- April 2013
- Elite Sheep Shearers Compete at Stock Show
- USDA Releases Sheep 2011 Part II Report: Marketing and Death Loss
- ASI’s Recommendations for Mandatory Price Reporting
- 2013 ASI Council and Committee Members
- H-2A Working Group Meets to Discuss Program
- Fertilizing Pastures with Selenium, Best Way to get It to Livestock
- News from the Resource Council
- Installation Highlights Beauty of Wool
- Western Section of the American Society of Animal Science (WSASAS) Sheep Symposium
ASI’s Recommendations for Mandatory Price Reporting
(April 1, 2013) In March, the American Sheep Industry Association relayed its top priorities to update Livestock Mandatory Reporting (LMR) to the U.S. Department of Agriculture’s Agricultural Marketing Service (AMS) based on a report from the Livestock Marketing Information Center titled, “Analysis of Mandatory Price Reporting System for Lamb.” Since LMR became effective nearly 12 years ago, structural changes in the industry threaten the sustainability of timely market information primarily due to the application of the 3/70/20 guideline.
The letter states, “After a decade, it has become apparent that the availability and use of LMR data has changed along with the changes that have occurred in our industry. Therefore, we believe it is time to carefully consider LMR lamb reporting and make the changes necessary to ensure that high-value and usable market data are collected and reported to better reflect the present state of the industry.”
ASI believes these recommendations should help to alleviate many of the current problems with meeting the 3/70/20 for lamb.

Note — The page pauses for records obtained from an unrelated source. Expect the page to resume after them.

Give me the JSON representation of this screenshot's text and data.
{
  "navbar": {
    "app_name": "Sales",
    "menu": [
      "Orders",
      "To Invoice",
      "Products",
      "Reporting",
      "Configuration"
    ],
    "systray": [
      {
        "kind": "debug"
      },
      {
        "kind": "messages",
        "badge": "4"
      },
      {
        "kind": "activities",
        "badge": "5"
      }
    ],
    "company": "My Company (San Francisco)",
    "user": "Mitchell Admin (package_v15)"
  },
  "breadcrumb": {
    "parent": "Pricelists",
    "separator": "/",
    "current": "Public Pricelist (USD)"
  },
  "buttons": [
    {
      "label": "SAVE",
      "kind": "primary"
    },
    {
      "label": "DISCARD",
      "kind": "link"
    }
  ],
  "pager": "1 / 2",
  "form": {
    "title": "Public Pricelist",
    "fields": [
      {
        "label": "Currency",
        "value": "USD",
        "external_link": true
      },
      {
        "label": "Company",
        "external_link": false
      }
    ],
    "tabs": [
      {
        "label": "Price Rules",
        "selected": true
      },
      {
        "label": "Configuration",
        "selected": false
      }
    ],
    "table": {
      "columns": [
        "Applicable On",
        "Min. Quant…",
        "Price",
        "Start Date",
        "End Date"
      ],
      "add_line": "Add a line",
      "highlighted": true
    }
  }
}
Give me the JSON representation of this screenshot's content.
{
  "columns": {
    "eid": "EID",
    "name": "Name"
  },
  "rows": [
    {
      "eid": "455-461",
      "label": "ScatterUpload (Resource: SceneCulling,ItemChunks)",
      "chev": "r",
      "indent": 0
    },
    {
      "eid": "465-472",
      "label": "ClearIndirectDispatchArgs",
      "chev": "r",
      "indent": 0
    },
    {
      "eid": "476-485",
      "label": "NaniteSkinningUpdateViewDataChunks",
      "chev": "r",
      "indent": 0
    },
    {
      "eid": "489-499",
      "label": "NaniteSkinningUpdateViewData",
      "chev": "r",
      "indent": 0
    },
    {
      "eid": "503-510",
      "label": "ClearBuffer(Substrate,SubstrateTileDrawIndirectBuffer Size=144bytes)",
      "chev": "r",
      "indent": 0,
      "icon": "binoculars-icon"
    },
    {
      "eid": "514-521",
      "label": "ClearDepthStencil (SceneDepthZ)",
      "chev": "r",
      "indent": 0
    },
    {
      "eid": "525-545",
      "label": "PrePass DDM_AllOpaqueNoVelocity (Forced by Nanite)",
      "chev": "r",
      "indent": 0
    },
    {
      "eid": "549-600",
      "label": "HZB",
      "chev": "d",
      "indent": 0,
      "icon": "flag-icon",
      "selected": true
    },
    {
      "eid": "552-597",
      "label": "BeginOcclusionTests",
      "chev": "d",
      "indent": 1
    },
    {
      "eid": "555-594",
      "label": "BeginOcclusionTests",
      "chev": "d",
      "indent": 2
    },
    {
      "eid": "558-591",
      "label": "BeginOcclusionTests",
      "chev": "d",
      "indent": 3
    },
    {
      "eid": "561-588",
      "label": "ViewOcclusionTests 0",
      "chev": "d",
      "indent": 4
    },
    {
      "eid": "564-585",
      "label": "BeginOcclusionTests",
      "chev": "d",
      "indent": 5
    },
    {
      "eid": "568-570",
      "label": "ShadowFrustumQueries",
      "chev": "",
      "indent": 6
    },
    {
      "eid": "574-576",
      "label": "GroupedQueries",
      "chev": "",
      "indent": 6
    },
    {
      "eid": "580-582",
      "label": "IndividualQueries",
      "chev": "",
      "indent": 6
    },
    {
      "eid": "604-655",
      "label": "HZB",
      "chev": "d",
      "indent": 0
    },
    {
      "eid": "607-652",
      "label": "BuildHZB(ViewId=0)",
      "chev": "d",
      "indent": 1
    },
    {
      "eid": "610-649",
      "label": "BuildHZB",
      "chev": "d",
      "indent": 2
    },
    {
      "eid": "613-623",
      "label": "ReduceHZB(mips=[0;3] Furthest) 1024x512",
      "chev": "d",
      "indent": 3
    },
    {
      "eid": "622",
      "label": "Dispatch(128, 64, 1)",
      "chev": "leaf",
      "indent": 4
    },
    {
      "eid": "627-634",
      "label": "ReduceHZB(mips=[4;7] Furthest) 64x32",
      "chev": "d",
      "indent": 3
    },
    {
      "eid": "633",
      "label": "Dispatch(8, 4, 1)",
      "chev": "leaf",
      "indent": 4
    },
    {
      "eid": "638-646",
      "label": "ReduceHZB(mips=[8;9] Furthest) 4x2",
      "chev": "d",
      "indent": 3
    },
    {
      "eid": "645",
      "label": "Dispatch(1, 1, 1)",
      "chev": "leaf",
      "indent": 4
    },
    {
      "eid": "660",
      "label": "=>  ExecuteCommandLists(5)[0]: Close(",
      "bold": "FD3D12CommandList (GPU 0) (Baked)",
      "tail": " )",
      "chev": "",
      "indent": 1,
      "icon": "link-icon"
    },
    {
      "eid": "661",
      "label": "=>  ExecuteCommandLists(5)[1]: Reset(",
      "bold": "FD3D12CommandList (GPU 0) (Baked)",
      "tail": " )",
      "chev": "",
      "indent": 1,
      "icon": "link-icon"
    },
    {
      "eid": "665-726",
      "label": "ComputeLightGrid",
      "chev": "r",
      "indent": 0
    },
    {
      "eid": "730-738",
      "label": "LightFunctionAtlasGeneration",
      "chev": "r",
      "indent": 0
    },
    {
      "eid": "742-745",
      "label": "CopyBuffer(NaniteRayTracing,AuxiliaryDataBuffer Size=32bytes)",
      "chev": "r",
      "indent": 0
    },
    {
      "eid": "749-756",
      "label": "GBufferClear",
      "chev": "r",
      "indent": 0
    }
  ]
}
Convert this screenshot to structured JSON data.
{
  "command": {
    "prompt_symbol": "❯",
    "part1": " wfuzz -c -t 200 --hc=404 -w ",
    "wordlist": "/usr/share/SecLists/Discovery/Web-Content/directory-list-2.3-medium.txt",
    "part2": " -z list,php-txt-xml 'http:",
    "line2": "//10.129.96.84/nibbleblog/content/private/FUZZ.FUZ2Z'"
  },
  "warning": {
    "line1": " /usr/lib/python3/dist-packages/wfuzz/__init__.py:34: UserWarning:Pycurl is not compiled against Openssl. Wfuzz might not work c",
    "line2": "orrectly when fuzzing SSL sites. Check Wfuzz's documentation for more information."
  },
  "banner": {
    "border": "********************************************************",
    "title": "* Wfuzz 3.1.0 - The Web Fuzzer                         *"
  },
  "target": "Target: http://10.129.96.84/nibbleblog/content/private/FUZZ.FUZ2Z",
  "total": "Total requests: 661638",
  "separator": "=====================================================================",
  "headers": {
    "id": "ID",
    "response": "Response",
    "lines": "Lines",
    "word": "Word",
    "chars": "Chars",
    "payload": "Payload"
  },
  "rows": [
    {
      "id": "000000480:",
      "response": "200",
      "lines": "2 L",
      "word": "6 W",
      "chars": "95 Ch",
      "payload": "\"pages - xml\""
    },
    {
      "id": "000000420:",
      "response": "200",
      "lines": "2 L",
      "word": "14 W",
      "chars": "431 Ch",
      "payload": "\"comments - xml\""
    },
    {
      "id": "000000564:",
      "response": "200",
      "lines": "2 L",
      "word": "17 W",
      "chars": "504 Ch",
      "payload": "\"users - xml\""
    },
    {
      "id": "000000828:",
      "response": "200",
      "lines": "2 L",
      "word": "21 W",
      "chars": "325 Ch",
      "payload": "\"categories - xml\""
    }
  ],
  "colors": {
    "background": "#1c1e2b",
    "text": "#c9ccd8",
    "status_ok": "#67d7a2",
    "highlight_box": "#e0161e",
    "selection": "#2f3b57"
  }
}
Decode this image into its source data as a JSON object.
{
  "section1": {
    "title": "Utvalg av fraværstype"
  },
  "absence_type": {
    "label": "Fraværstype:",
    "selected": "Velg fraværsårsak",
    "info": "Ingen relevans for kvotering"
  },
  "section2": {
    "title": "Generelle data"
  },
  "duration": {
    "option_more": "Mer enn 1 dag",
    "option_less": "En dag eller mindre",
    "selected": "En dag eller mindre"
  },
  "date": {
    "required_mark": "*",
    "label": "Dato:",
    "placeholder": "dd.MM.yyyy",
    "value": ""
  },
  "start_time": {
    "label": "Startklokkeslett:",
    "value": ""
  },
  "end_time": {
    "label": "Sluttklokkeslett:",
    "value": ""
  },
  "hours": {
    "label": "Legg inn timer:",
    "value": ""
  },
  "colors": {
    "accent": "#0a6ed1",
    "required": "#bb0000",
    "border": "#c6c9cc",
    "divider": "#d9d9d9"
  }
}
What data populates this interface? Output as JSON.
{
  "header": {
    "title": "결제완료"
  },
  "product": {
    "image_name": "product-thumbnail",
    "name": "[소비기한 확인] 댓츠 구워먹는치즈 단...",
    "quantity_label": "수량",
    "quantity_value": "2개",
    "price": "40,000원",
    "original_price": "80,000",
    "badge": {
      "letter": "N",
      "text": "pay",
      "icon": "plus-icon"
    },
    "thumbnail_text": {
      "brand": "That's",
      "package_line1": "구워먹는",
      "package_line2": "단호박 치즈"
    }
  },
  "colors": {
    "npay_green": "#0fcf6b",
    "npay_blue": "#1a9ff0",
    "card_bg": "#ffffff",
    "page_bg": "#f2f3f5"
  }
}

The ones that stand out and are of high priority for the industry include:
- Reduce the packer/processor reporting threshold to at least 35,000 head per year for each of the past two years. Changing the reporting threshold number and time window will better-reflect slaughter lamb supplies and account for the dynamic nature of business decisions in the packer/processing sector.
- Reduce the importer threshold to at least 1,500 metric tons per year for the past two years. Changing the reporting threshold and time window would be more consistent with the above for domestic packer/processor recommendations and better-reflect current business practices in a rapidly changing trade environment.
Add a pelt price category under LMR that reflects the value paid by packers to producers for slaughter lambs purchased on a negotiated, formula or contract basis.
- Review, update and/or redefine the “custom processing” definition currently used under LMR for lamb reporting so that lamb prices can be reported for this large and growing lamb marketing sector. In excess of 25 percent of the annual number of U.S. lambs currently marketed fall under the current AMS “custom processing” category thus, the volume and prices paid for these lambs are not captured in the weekly LMR reports.
- Update the calculations used to determine the Estimated National Lamb Carcass Cutout report, including the net carcass value costs, and review these calculations every two years to help keep this series current with industry conditions.
- Evaluate the imported cut item categories that are currently and in recent history sold in the U.S. market and adjust categories either by eliminating unnecessary items and/or grouping similar items into more general categories as appropriate to provide for more imported product data reported. Likewise, domestic wholesale cut categories should be evaluated and adjusted to reflect recent and current marketing practices.
- Evaluate and adjust for lamb reporting, the LMR definitions for “forward contract” and “forward priced” to reflect recent and current lamb marketing practices and reconsider a “lambs committed” category that would capture transactions for lambs that will be processed in the future.
- Require LMR participants to submit data in the required format and enforce approved detailed reporting.
The letter concluded by stating, “We urge AMS to carefully consider and address these recommendations as soon as possible whether by proposed rulemaking where required or by adjusting forms or categories when possible (for example adding an 85-95 lb. and over 95 lb. category to the carcass reports) and enhanced enforcement of the reporting requirements.”